Sadly it was to be just 4 months later that, on December 15th 1944, and bound for France, Glenn Miller boarded his Army Co-operation Norseman aircraft outside of the RAF Twinwood Control Tower and set off into the night sky… never to be seen again!
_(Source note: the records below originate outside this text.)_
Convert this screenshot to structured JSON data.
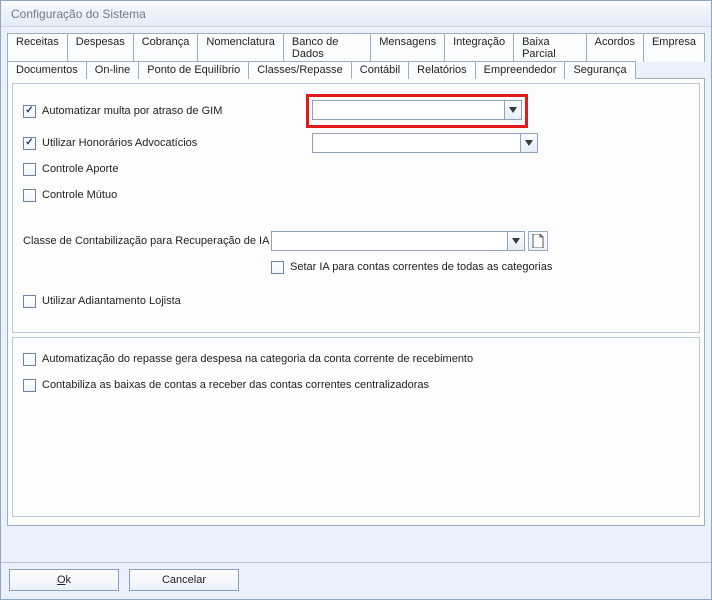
{
  "window": {
    "title": "Configuração do Sistema"
  },
  "tabs_row1": [
    "Receitas",
    "Despesas",
    "Cobrança",
    "Nomenclatura",
    "Banco de Dados",
    "Mensagens",
    "Integração",
    "Baixa Parcial",
    "Acordos",
    "Empresa"
  ],
  "tabs_row2": [
    "Documentos",
    "On-line",
    "Ponto de Equilíbrio",
    "Classes/Repasse",
    "Contábil",
    "Relatórios",
    "Empreendedor",
    "Segurança"
  ],
  "active_tab": "Classes/Repasse",
  "panel1": {
    "chk_gim": {
      "label": "Automatizar multa por atraso de GIM",
      "checked": true
    },
    "combo_gim": "",
    "chk_honorarios": {
      "label": "Utilizar Honorários Advocatícios",
      "checked": true
    },
    "combo_honorarios": "",
    "chk_aporte": {
      "label": "Controle Aporte",
      "checked": false
    },
    "chk_mutuo": {
      "label": "Controle Mútuo",
      "checked": false
    },
    "lbl_classe_ia": "Classe de Contabilização para Recuperação de IA",
    "combo_classe_ia": "",
    "chk_setar_ia": {
      "label": "Setar IA para contas correntes de todas as categorias",
      "checked": false
    },
    "chk_adiantamento": {
      "label": "Utilizar Adiantamento Lojista",
      "checked": false
    }
  },
  "panel2": {
    "chk_auto_repasse": {
      "label": "Automatização do repasse gera despesa na categoria da conta corrente de recebimento",
      "checked": false
    },
    "chk_contabiliza_baixas": {
      "label": "Contabiliza as baixas de contas a receber das contas correntes centralizadoras",
      "checked": false
    }
  },
  "buttons": {
    "ok": "Ok",
    "cancel": "Cancelar"
  }
}
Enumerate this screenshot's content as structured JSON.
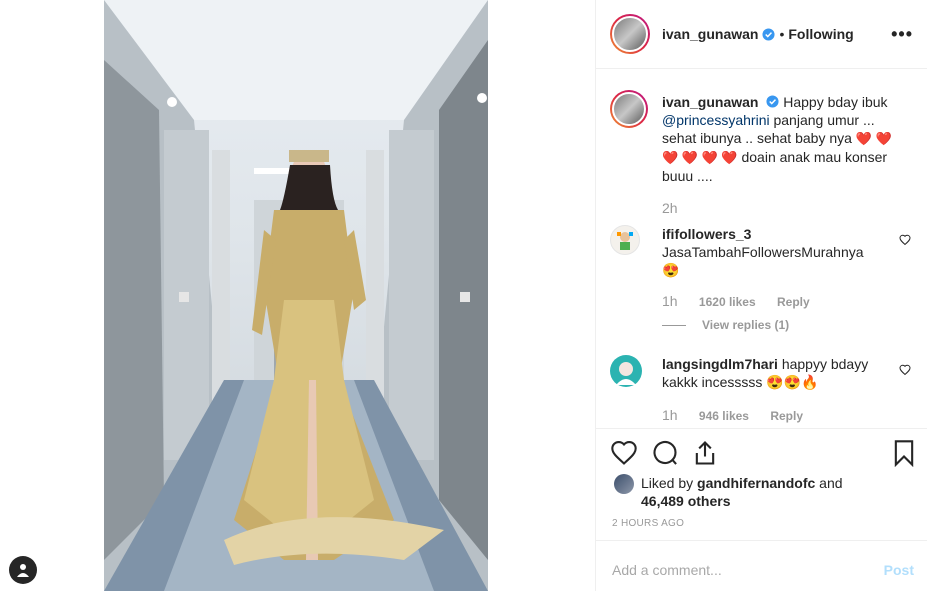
{
  "post": {
    "username": "ivan_gunawan",
    "dot": "•",
    "follow_status": "Following",
    "more_label": "•••"
  },
  "caption": {
    "username": "ivan_gunawan",
    "text_a": "Happy bday ibuk",
    "mention": "@princessyahrini",
    "text_b": "panjang umur ...",
    "text_c": "sehat ibunya .. sehat baby nya",
    "text_d": "doain anak mau konser",
    "text_e": "buuu ....",
    "hearts_line1": "❤️ ❤️",
    "hearts_line2": "❤️ ❤️ ❤️ ❤️",
    "time": "2h"
  },
  "comments": [
    {
      "username": "ififollowers_3",
      "text": "JasaTambahFollowersMurahnya",
      "emoji": "😍",
      "time": "1h",
      "likes": "1620 likes",
      "reply": "Reply",
      "view_replies": "View replies (1)"
    },
    {
      "username": "langsingdlm7hari",
      "text_a": "happyy bdayy",
      "text_b": "kakkk incesssss",
      "emoji": "😍😍🔥",
      "time": "1h",
      "likes": "946 likes",
      "reply": "Reply"
    }
  ],
  "likes": {
    "prefix": "Liked by",
    "user": "gandhifernandofc",
    "and": "and",
    "others": "46,489 others"
  },
  "timestamp": "2 HOURS AGO",
  "comment_input": {
    "placeholder": "Add a comment...",
    "post_label": "Post"
  },
  "colors": {
    "verified": "#3897f0",
    "heart": "#ed4956",
    "post_disabled": "#b2dffc"
  }
}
Since that day myriad theories as to what actually happened to him remain legion.. I was always of the belief that his Norseman ‘plane flying low across the Channel to France, may have been accidentally hit by returning RAF Lancasters, USAAF B.17 Flying Fortresses or B.24 Liberators who, approaching the English coast, jettisoned any remaining bombs from their missions over Germany ahead of landing back at their bases, and Miller’s plane had simply been unlucky and been hit by one of these jettisoned bombs as he headed out to France in the opposite direction…
However in talking to Keith Hill, (below), a superb aviation artist who now has a permanent exhibition of World War Two US & RAF aircraft in one of the Control Tower’s ground-level rooms, (including a superb painting he produced of Glen Miller’s Norseman plane), he mentioned a new documentary that has come out in the US whereby an expert who has been looking into the mystery of Miller’s disappearance on that fateful December day in 1944. The new researcher has uncovered a witness who saw the Norseman flying over Maidenhead on the night of December 15th, (thereby off course at the hands of a somewhat inexperienced Air Force ‘taxi’ pilot).
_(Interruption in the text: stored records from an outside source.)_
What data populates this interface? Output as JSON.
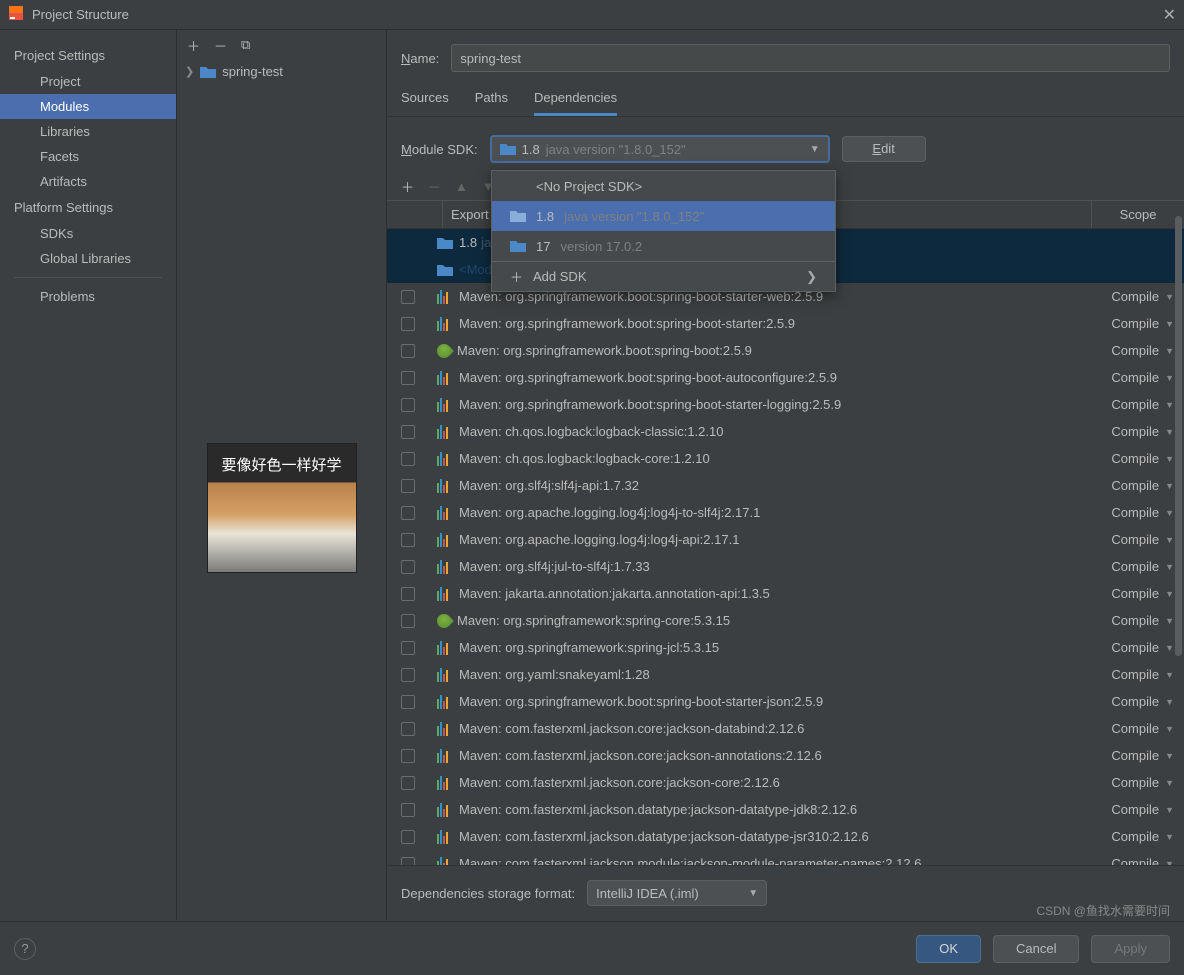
{
  "window": {
    "title": "Project Structure"
  },
  "leftnav": {
    "project_settings": "Project Settings",
    "items1": [
      "Project",
      "Modules",
      "Libraries",
      "Facets",
      "Artifacts"
    ],
    "platform_settings": "Platform Settings",
    "items2": [
      "SDKs",
      "Global Libraries"
    ],
    "problems": "Problems"
  },
  "tree": {
    "module": "spring-test",
    "img_text": "要像好色一样好学"
  },
  "name": {
    "label_pre": "N",
    "label_post": "ame:",
    "value": "spring-test"
  },
  "tabs": {
    "sources": "Sources",
    "paths": "Paths",
    "deps": "Dependencies"
  },
  "sdk": {
    "label_pre": "M",
    "label_post": "odule SDK:",
    "selected_main": "1.8",
    "selected_detail": "java version \"1.8.0_152\"",
    "edit_pre": "E",
    "edit_post": "dit"
  },
  "dropdown": {
    "no_sdk": "<No Project SDK>",
    "opt1_main": "1.8",
    "opt1_detail": "java version \"1.8.0_152\"",
    "opt2_main": "17",
    "opt2_detail": "version 17.0.2",
    "add": "Add SDK"
  },
  "table": {
    "export": "Export",
    "scope": "Scope",
    "row1_main": "1.8",
    "row1_detail": "java version \"1.8.0_152\"",
    "row2": "<Module source>",
    "scope_val": "Compile",
    "deps": [
      {
        "icon": "lib",
        "text": "Maven: org.springframework.boot:spring-boot-starter-web:2.5.9"
      },
      {
        "icon": "lib",
        "text": "Maven: org.springframework.boot:spring-boot-starter:2.5.9"
      },
      {
        "icon": "leaf",
        "text": "Maven: org.springframework.boot:spring-boot:2.5.9"
      },
      {
        "icon": "lib",
        "text": "Maven: org.springframework.boot:spring-boot-autoconfigure:2.5.9"
      },
      {
        "icon": "lib",
        "text": "Maven: org.springframework.boot:spring-boot-starter-logging:2.5.9"
      },
      {
        "icon": "lib",
        "text": "Maven: ch.qos.logback:logback-classic:1.2.10"
      },
      {
        "icon": "lib",
        "text": "Maven: ch.qos.logback:logback-core:1.2.10"
      },
      {
        "icon": "lib",
        "text": "Maven: org.slf4j:slf4j-api:1.7.32"
      },
      {
        "icon": "lib",
        "text": "Maven: org.apache.logging.log4j:log4j-to-slf4j:2.17.1"
      },
      {
        "icon": "lib",
        "text": "Maven: org.apache.logging.log4j:log4j-api:2.17.1"
      },
      {
        "icon": "lib",
        "text": "Maven: org.slf4j:jul-to-slf4j:1.7.33"
      },
      {
        "icon": "lib",
        "text": "Maven: jakarta.annotation:jakarta.annotation-api:1.3.5"
      },
      {
        "icon": "leaf",
        "text": "Maven: org.springframework:spring-core:5.3.15"
      },
      {
        "icon": "lib",
        "text": "Maven: org.springframework:spring-jcl:5.3.15"
      },
      {
        "icon": "lib",
        "text": "Maven: org.yaml:snakeyaml:1.28"
      },
      {
        "icon": "lib",
        "text": "Maven: org.springframework.boot:spring-boot-starter-json:2.5.9"
      },
      {
        "icon": "lib",
        "text": "Maven: com.fasterxml.jackson.core:jackson-databind:2.12.6"
      },
      {
        "icon": "lib",
        "text": "Maven: com.fasterxml.jackson.core:jackson-annotations:2.12.6"
      },
      {
        "icon": "lib",
        "text": "Maven: com.fasterxml.jackson.core:jackson-core:2.12.6"
      },
      {
        "icon": "lib",
        "text": "Maven: com.fasterxml.jackson.datatype:jackson-datatype-jdk8:2.12.6"
      },
      {
        "icon": "lib",
        "text": "Maven: com.fasterxml.jackson.datatype:jackson-datatype-jsr310:2.12.6"
      },
      {
        "icon": "lib",
        "text": "Maven: com.fasterxml.jackson.module:jackson-module-parameter-names:2.12.6"
      }
    ]
  },
  "storage": {
    "label": "Dependencies storage format:",
    "value": "IntelliJ IDEA (.iml)"
  },
  "footer": {
    "ok": "OK",
    "cancel": "Cancel",
    "apply": "Apply"
  },
  "watermark": "CSDN @鱼找水需要时间"
}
However more significantly, there had been a problem in some of the larger bombers with engine parts freezing up in the wintry temperatures, (parts which, unfortunately this smaller Norseman shared), and as a direct result pilots were ordered not to fly in low temperature conditions. However Glen Miller’s pilot did take off into the freezing night sky..and this new research suggests that somewhere off-course and over the English Channel, the Norseman’s engine froze solid as warned… and plummeted vertically out of the sky and into the Channel, never to be traced..!
Whatever the true reason behind this tragic loss of a popular war-time band leader, it is a fitting tribute to USAAF Major Glen Miller that RAF Twinwood, the airfield from which he made his last flight, now boasts its own Glenn Miller Museum, which is open to the public at weekends and where, once a year, a full 1940’s tribute concert is performed in his name. So what remains of RAF Twinwood’s Control Tower & its ancillary buildings here on the edge of the forest was a great location for producer Roger Keech to record interviews for his new BBC series, ‘Len Goodman’s Big Bands’ which is due for transmission over Christmas…
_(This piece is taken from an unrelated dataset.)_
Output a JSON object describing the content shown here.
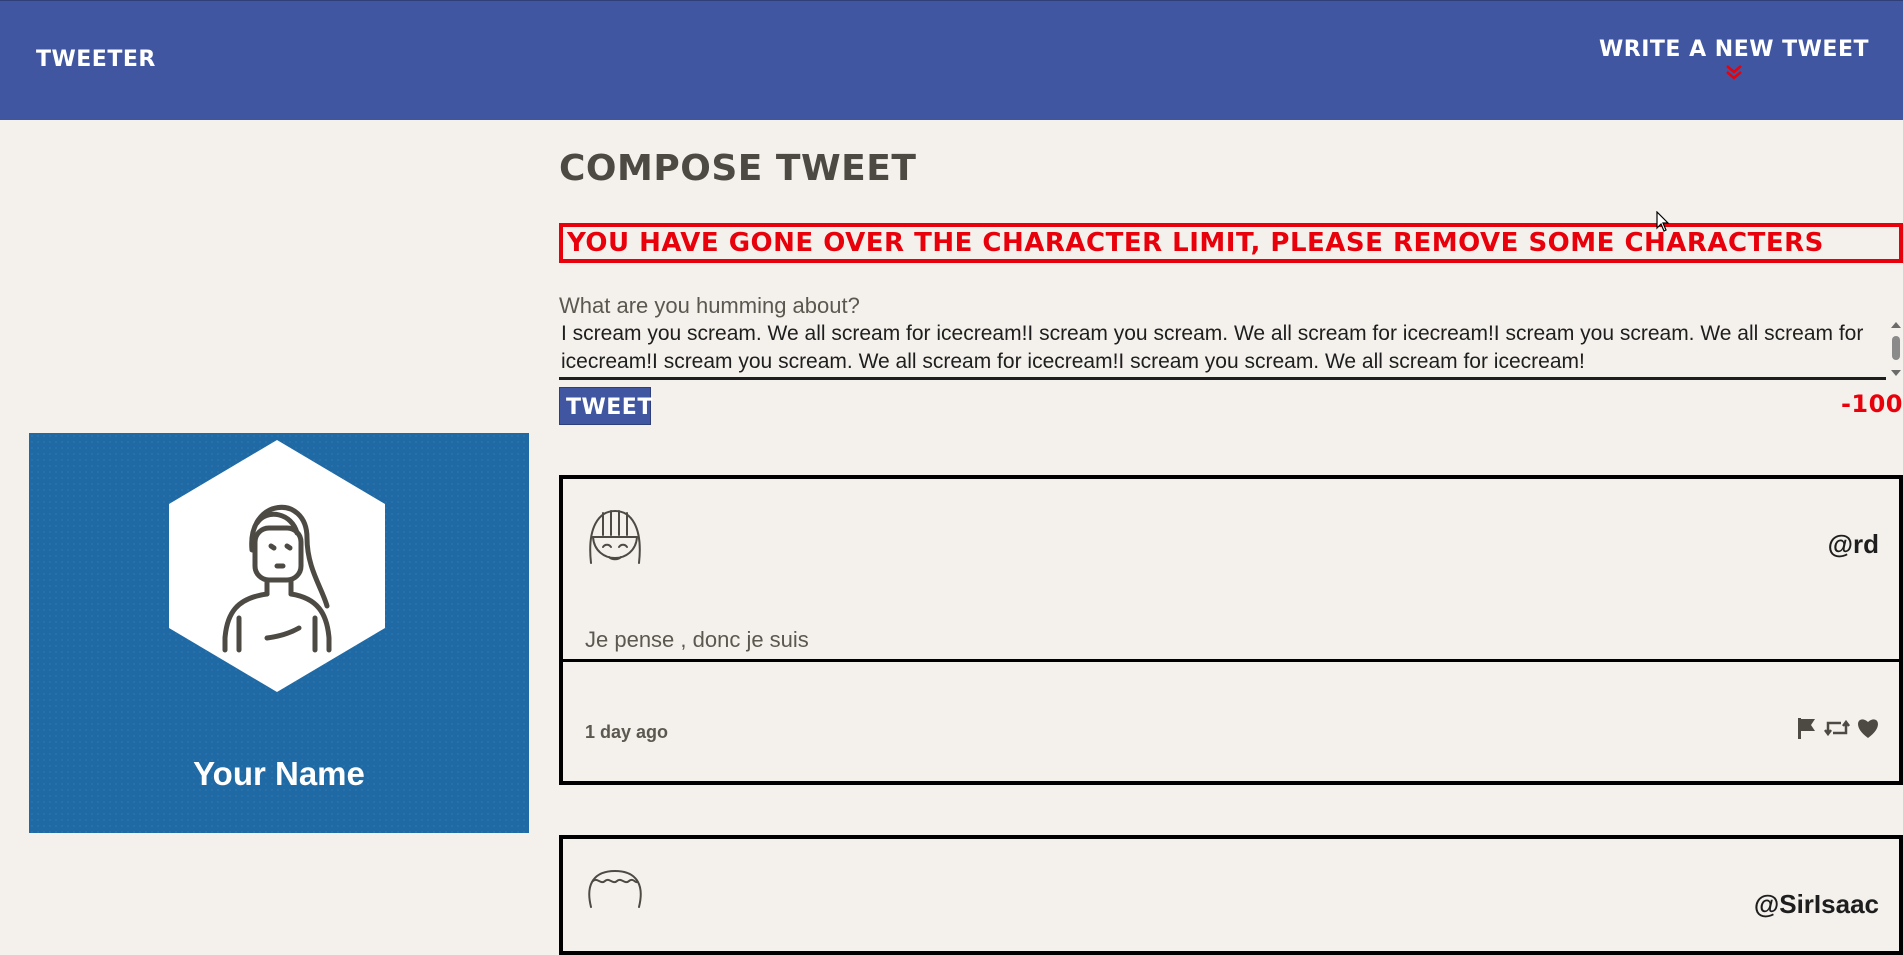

It was also a perfect setting to get us both talking about our other great passions, WW-II Vintage bomber & fighter aircraft as it turned out he has been very heavily involved in filming with the Battle of Britain Memorial Flight’s Lancaster, Spitfire & Hurricane (along with the arrival of Canada’s last air-worthy Lancaster to fly alongside our our Lanc), whilst I could swap stories of my time in the US with the Confederate Air Force and Battle of Britain Movie stunt pilot Connie Edwards on his ranch in Texas with his beloved ME109s & Spitfires from the 1969 movie… so hopefully, if the gods are willing, we might be able to share our great aviation passion again before too much longer!
Copyright @ Brian Matthews 2014